JR Central

JR Central, also known as the “Central Japan Railway Company” or by it’s “JR Tokai” japanese name, operates a 1970Km-long network, a third of wich is made up by the Tokaido Shinkansen (552 Km) alone, and the rest by “conventional” lines such as the Tokaido Main Line or smaller rural lines.

The main source of income is of course the Tokaido Shinkansen, wich is fully managed by JR Central (including the stations of Tokyo and Shin-Osaka, jointly managed with JR East and JR West respecitvely, and all the stops in between the two, such as Kyoto or Shin-Yokohama, wich are jointly administered with the other JR group companies operating regular services there). Thanks to this JR Central is the wealthiest and most profitable of the JR Group companies, depsite having one of the smallest networks.

The rest of JR Central’s network is made up of the also highly-profitable Tokaido Main Line (JR Central operates the portion between Atami and Maibara, wich serves the cities of Shizuoka, Hamamatsu, Nagoya and Gifu), the Chuo Main Line (from Nagoya to Shojiri) and several other smaller lines, such as the Taketoyo Line, Gotemba Line, Minobu Line and the famous Ida Line, all of wich are electrified at 1500v DC. On non-Shinkansen lines, JR Central’s busiest services are the suburban trains out of Nagoya on the Chuo Line and rapid services between Hamamatsu and Shizuoka.

Non-electrified lines make up only a quarter of JR Central’s network, and they include the Takayama Main Line, part of the Kansai Main Line, the Taita Line, the Meisho Line and the Sangu Line.

JR Central has about 45 subsidiaries, including higway buses companies (with the foremost being JR Tokai Bus), construction companies, hotels, resots, travel agencies, real estate, a publishing company and Nippon Sharyo, one of the main Japanese rolling stock manufacturers.

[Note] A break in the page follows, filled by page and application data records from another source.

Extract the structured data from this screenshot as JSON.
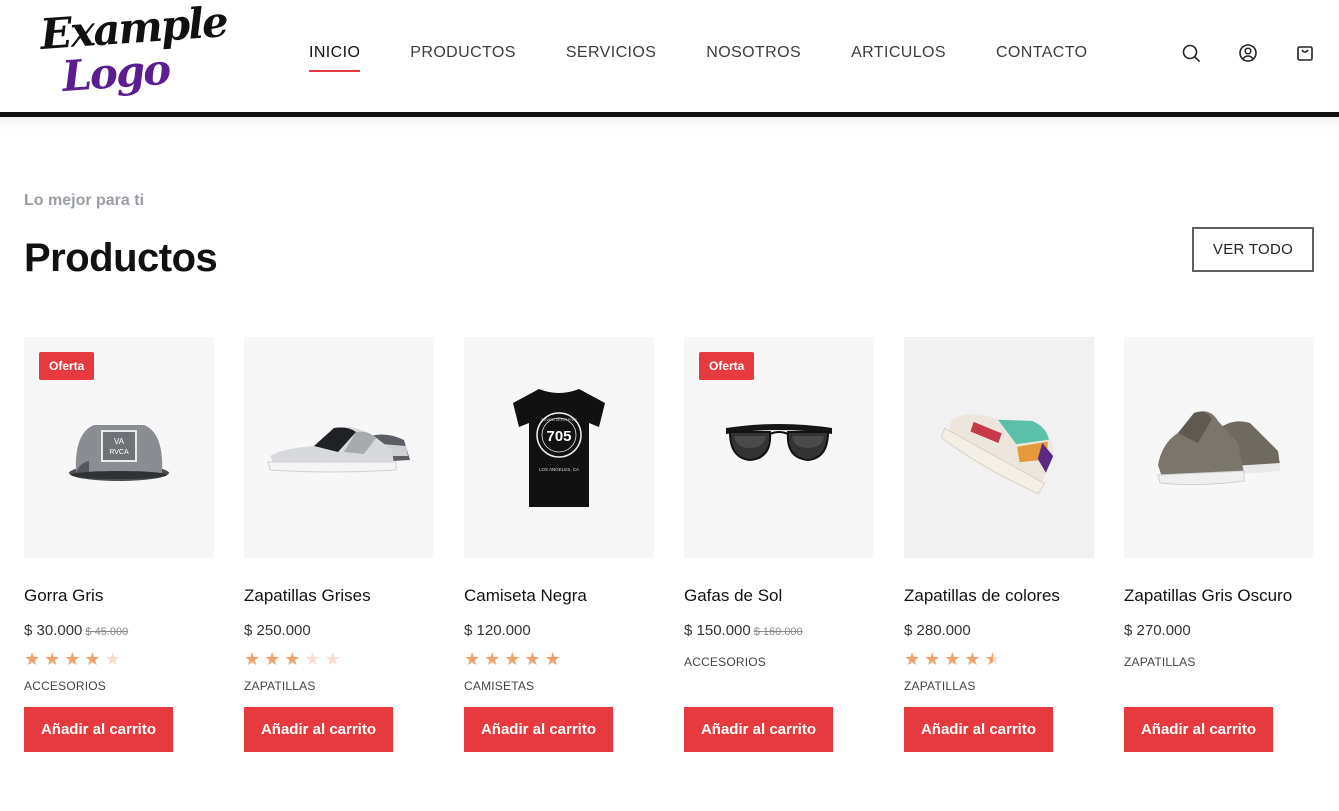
{
  "logo": {
    "line1": "Example",
    "line2": "Logo"
  },
  "nav": {
    "items": [
      {
        "label": "INICIO",
        "active": true
      },
      {
        "label": "PRODUCTOS",
        "active": false
      },
      {
        "label": "SERVICIOS",
        "active": false
      },
      {
        "label": "NOSOTROS",
        "active": false
      },
      {
        "label": "ARTICULOS",
        "active": false
      },
      {
        "label": "CONTACTO",
        "active": false
      }
    ]
  },
  "header_icons": [
    "search-icon",
    "user-icon",
    "cart-icon"
  ],
  "section": {
    "eyebrow": "Lo mejor para ti",
    "title": "Productos",
    "view_all_label": "VER TODO"
  },
  "products": [
    {
      "name": "Gorra Gris",
      "price": "$ 30.000",
      "old_price": "$ 45.000",
      "badge": "Oferta",
      "rating": 4,
      "category": "ACCESORIOS",
      "button": "Añadir al carrito",
      "image": "cap"
    },
    {
      "name": "Zapatillas Grises",
      "price": "$ 250.000",
      "old_price": "",
      "badge": "",
      "rating": 3,
      "category": "ZAPATILLAS",
      "button": "Añadir al carrito",
      "image": "sneaker-low"
    },
    {
      "name": "Camiseta Negra",
      "price": "$ 120.000",
      "old_price": "",
      "badge": "",
      "rating": 5,
      "category": "CAMISETAS",
      "button": "Añadir al carrito",
      "image": "tshirt",
      "tshirt_text": "705",
      "tshirt_ring": "SEVEN ZERO FIVE",
      "tshirt_caption": "LOS ANGELES, CA"
    },
    {
      "name": "Gafas de Sol",
      "price": "$ 150.000",
      "old_price": "$ 160.000",
      "badge": "Oferta",
      "rating": 0,
      "category": "ACCESORIOS",
      "button": "Añadir al carrito",
      "image": "sunglasses"
    },
    {
      "name": "Zapatillas de colores",
      "price": "$ 280.000",
      "old_price": "",
      "badge": "",
      "rating": 4.5,
      "category": "ZAPATILLAS",
      "button": "Añadir al carrito",
      "image": "sneaker-color"
    },
    {
      "name": "Zapatillas Gris Oscuro",
      "price": "$ 270.000",
      "old_price": "",
      "badge": "",
      "rating": 0,
      "category": "ZAPATILLAS",
      "button": "Añadir al carrito",
      "image": "sneaker-dark"
    }
  ],
  "colors": {
    "accent": "#e63a3f",
    "star": "#f2a06a",
    "logo_purple": "#5b1d8f"
  }
}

Trivia #1:

Due to it’s habit of “over-standardizing” it’s rolling stock fleet (come on, how many 313 Series variants do you need!?), JR Central consistently ranks as the least favourite JR Group company by railfans, both domestic Japanese and foreigin ones.


Trivia #2:

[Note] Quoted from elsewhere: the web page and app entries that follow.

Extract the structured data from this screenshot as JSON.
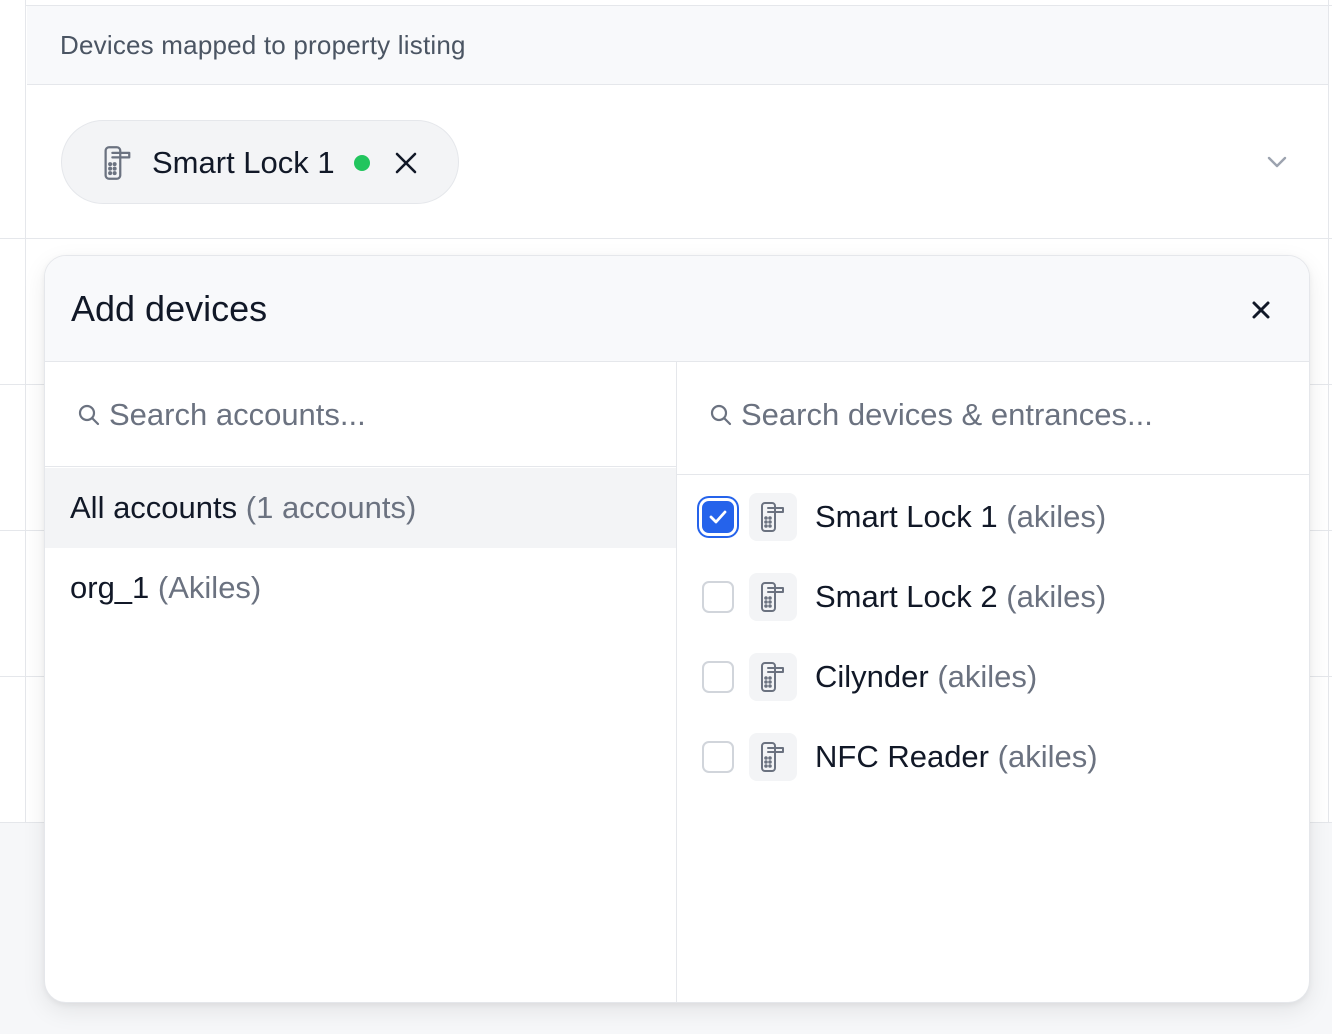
{
  "table": {
    "column_header": "Devices mapped to property listing"
  },
  "selected_chip": {
    "label": "Smart Lock 1",
    "status_color": "#22c55e",
    "icon": "smart-lock-icon"
  },
  "popover": {
    "title": "Add devices",
    "accounts": {
      "search_placeholder": "Search accounts...",
      "items": [
        {
          "name": "All accounts",
          "meta": "(1 accounts)",
          "active": true
        },
        {
          "name": "org_1",
          "meta": "(Akiles)",
          "active": false
        }
      ]
    },
    "devices": {
      "search_placeholder": "Search devices & entrances...",
      "items": [
        {
          "name": "Smart Lock 1",
          "meta": "(akiles)",
          "checked": true,
          "icon": "smart-lock-icon"
        },
        {
          "name": "Smart Lock 2",
          "meta": "(akiles)",
          "checked": false,
          "icon": "smart-lock-icon"
        },
        {
          "name": "Cilynder",
          "meta": "(akiles)",
          "checked": false,
          "icon": "smart-lock-icon"
        },
        {
          "name": "NFC Reader",
          "meta": "(akiles)",
          "checked": false,
          "icon": "smart-lock-icon"
        }
      ]
    }
  },
  "colors": {
    "accent": "#2563eb",
    "online": "#22c55e",
    "muted_text": "#6b7280"
  }
}
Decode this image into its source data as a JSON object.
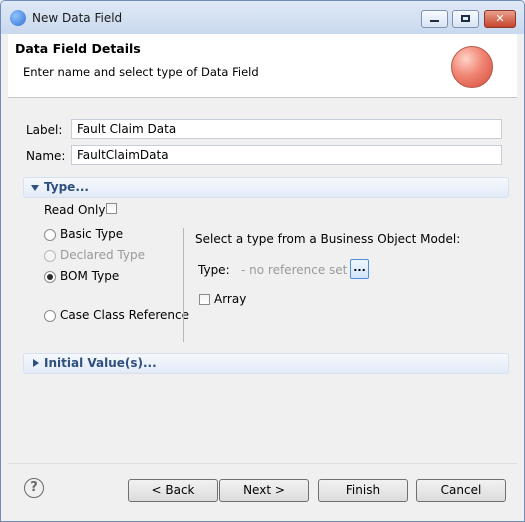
{
  "window": {
    "title": "New Data Field",
    "minimize_label": "",
    "maximize_label": "",
    "close_label": "✕"
  },
  "header": {
    "title": "Data Field Details",
    "description": "Enter name and select type of Data Field"
  },
  "form": {
    "label_caption": "Label:",
    "label_value": "Fault Claim Data",
    "name_caption": "Name:",
    "name_value": "FaultClaimData"
  },
  "type_section": {
    "title": "Type...",
    "read_only_label": "Read Only:",
    "read_only_checked": false,
    "options": [
      {
        "label": "Basic Type",
        "selected": false,
        "enabled": true
      },
      {
        "label": "Declared Type",
        "selected": false,
        "enabled": false
      },
      {
        "label": "BOM Type",
        "selected": true,
        "enabled": true
      },
      {
        "label": "Case Class Reference",
        "selected": false,
        "enabled": true
      }
    ],
    "bom_prompt": "Select a type from a Business Object Model:",
    "type_caption": "Type:",
    "type_value": "- no reference set -",
    "browse_label": "...",
    "array_label": "Array",
    "array_checked": false
  },
  "initial_value_section": {
    "title": "Initial Value(s)..."
  },
  "footer": {
    "help_label": "?",
    "back_label": "< Back",
    "next_label": "Next >",
    "finish_label": "Finish",
    "cancel_label": "Cancel"
  }
}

The revenue coming from the Tokaido Shinkansen is so high, that it actually covers the running and operational costs not only of the Shinkansen itself, but of all the conventional lines as well.

JR Central has never been in red since it began operating in 1987, not even during the “bubble economy” burst of the late 1980s/early 1990s.

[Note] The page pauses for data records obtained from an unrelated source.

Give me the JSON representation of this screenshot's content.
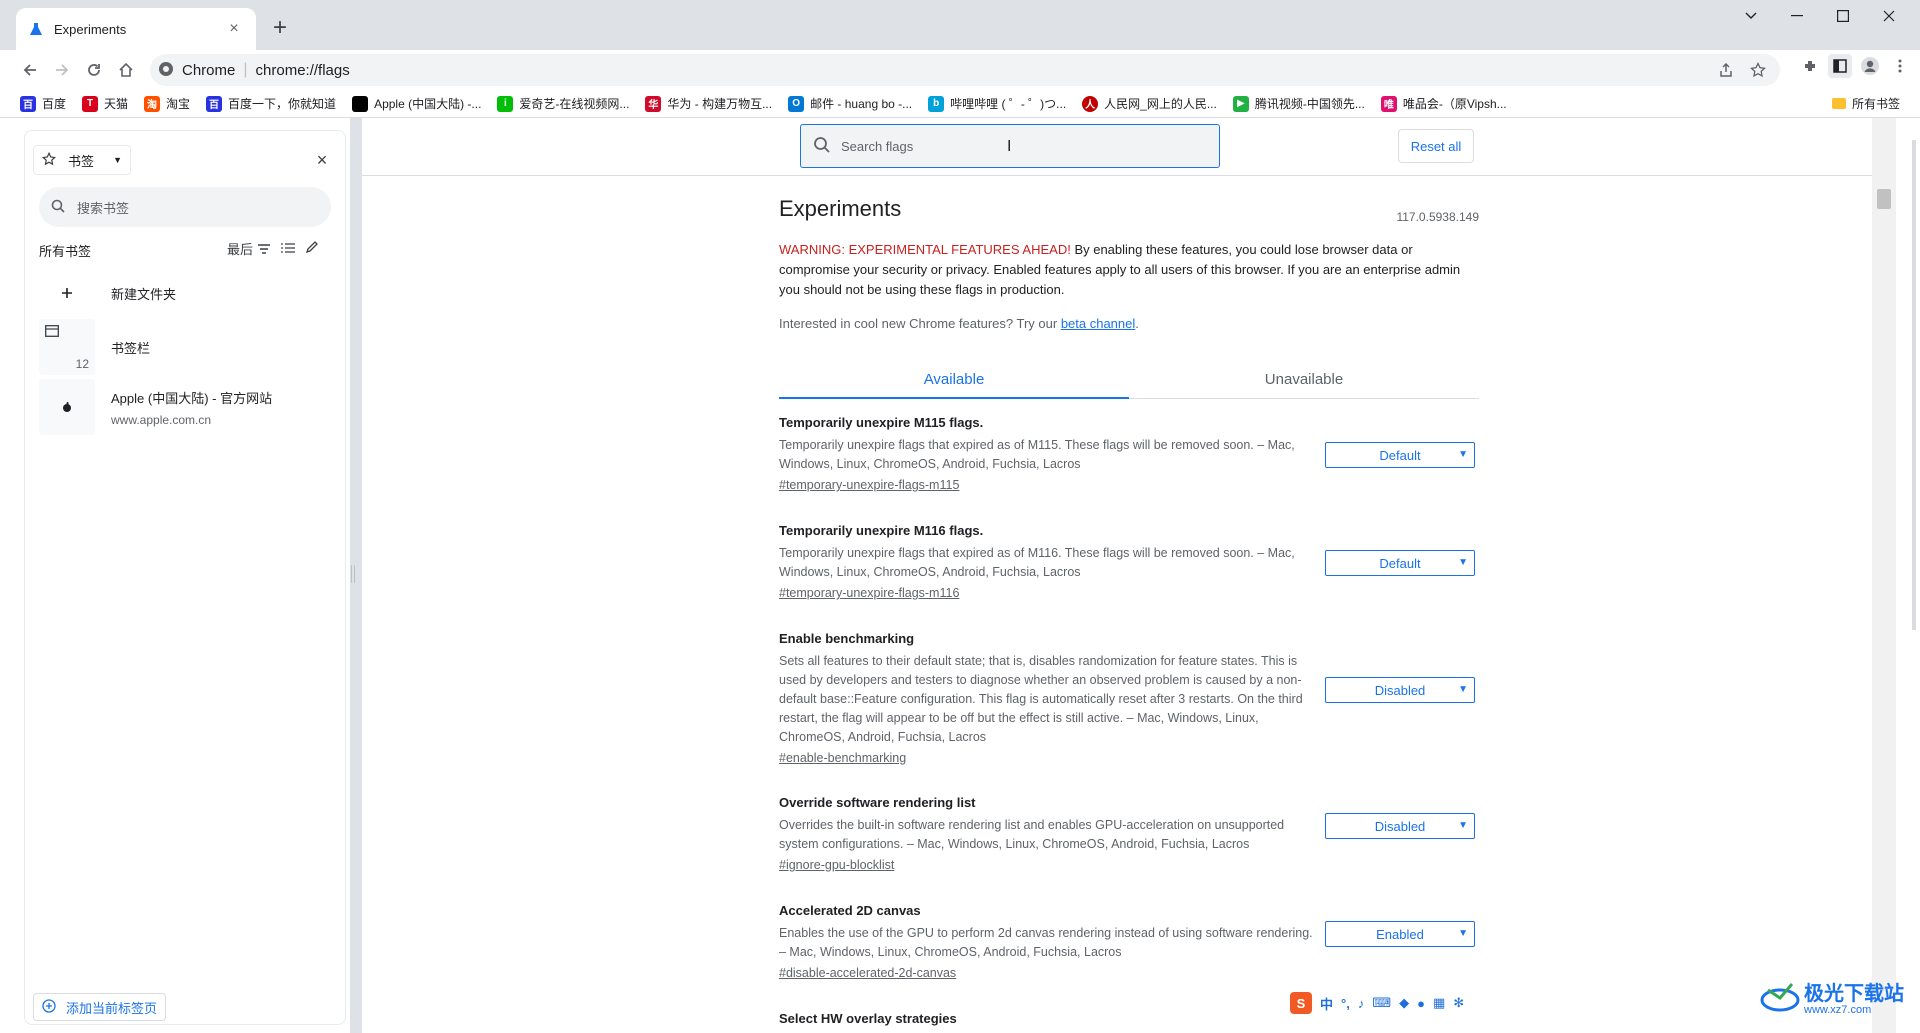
{
  "browser": {
    "tab_title": "Experiments",
    "omnibox_chrome": "Chrome",
    "omnibox_url": "chrome://flags"
  },
  "bookmarks_bar": {
    "items": [
      {
        "label": "百度",
        "color": "#2932e1"
      },
      {
        "label": "天猫",
        "color": "#d8001d"
      },
      {
        "label": "淘宝",
        "color": "#ff5000"
      },
      {
        "label": "百度一下，你就知道",
        "color": "#2932e1"
      },
      {
        "label": "Apple (中国大陆) -...",
        "color": "#000000"
      },
      {
        "label": "爱奇艺-在线视频网...",
        "color": "#00be06"
      },
      {
        "label": "华为 - 构建万物互...",
        "color": "#cf0a2c"
      },
      {
        "label": "邮件 - huang bo -...",
        "color": "#0078d4"
      },
      {
        "label": "哔哩哔哩 ( ゜- ゜)つ...",
        "color": "#00a1d6"
      },
      {
        "label": "人民网_网上的人民...",
        "color": "#c00000"
      },
      {
        "label": "腾讯视频-中国领先...",
        "color": "#20b142"
      },
      {
        "label": "唯品会-（原Vipsh...",
        "color": "#e0106e"
      }
    ],
    "all_bookmarks": "所有书签"
  },
  "side_panel": {
    "selector_label": "书签",
    "search_placeholder": "搜索书签",
    "section_title": "所有书签",
    "sort_label": "最后",
    "new_folder": "新建文件夹",
    "bookmarks_bar_label": "书签栏",
    "bookmarks_bar_count": "12",
    "apple_title": "Apple (中国大陆) - 官方网站",
    "apple_url": "www.apple.com.cn",
    "add_current": "添加当前标签页"
  },
  "flags_page": {
    "search_placeholder": "Search flags",
    "reset_all": "Reset all",
    "title": "Experiments",
    "version": "117.0.5938.149",
    "warning_red": "WARNING: EXPERIMENTAL FEATURES AHEAD!",
    "warning_text": " By enabling these features, you could lose browser data or compromise your security or privacy. Enabled features apply to all users of this browser. If you are an enterprise admin you should not be using these flags in production.",
    "interest_text": "Interested in cool new Chrome features? Try our ",
    "beta_link": "beta channel",
    "interest_end": ".",
    "tab_available": "Available",
    "tab_unavailable": "Unavailable",
    "flags": [
      {
        "name": "Temporarily unexpire M115 flags.",
        "desc": "Temporarily unexpire flags that expired as of M115. These flags will be removed soon. – Mac, Windows, Linux, ChromeOS, Android, Fuchsia, Lacros",
        "link": "#temporary-unexpire-flags-m115",
        "value": "Default"
      },
      {
        "name": "Temporarily unexpire M116 flags.",
        "desc": "Temporarily unexpire flags that expired as of M116. These flags will be removed soon. – Mac, Windows, Linux, ChromeOS, Android, Fuchsia, Lacros",
        "link": "#temporary-unexpire-flags-m116",
        "value": "Default"
      },
      {
        "name": "Enable benchmarking",
        "desc": "Sets all features to their default state; that is, disables randomization for feature states. This is used by developers and testers to diagnose whether an observed problem is caused by a non-default base::Feature configuration. This flag is automatically reset after 3 restarts. On the third restart, the flag will appear to be off but the effect is still active. – Mac, Windows, Linux, ChromeOS, Android, Fuchsia, Lacros",
        "link": "#enable-benchmarking",
        "value": "Disabled"
      },
      {
        "name": "Override software rendering list",
        "desc": "Overrides the built-in software rendering list and enables GPU-acceleration on unsupported system configurations. – Mac, Windows, Linux, ChromeOS, Android, Fuchsia, Lacros",
        "link": "#ignore-gpu-blocklist",
        "value": "Disabled"
      },
      {
        "name": "Accelerated 2D canvas",
        "desc": "Enables the use of the GPU to perform 2d canvas rendering instead of using software rendering. – Mac, Windows, Linux, ChromeOS, Android, Fuchsia, Lacros",
        "link": "#disable-accelerated-2d-canvas",
        "value": "Enabled"
      },
      {
        "name": "Select HW overlay strategies",
        "desc": "",
        "link": "",
        "value": ""
      }
    ]
  },
  "ime": {
    "lang": "中"
  },
  "watermark": {
    "text": "极光下载站",
    "url": "www.xz7.com"
  },
  "colors": {
    "accent": "#1a73e8",
    "warning": "#c5221f"
  }
}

Tokaido Shinkansen




Conventional lines

Tokaido Main Line (Atami to Maibara)
















Chuo Main Line (Nagoya to Shojiri)


















Kansai Main Line (Nagoya to Kameyama electrified section)








Minobu Line












Gotemba Line






Ida Line




Taketoyo Line (Trough-services with the Tokaido Main Line)







Diesel Locomotives









Train Icons made by Curoka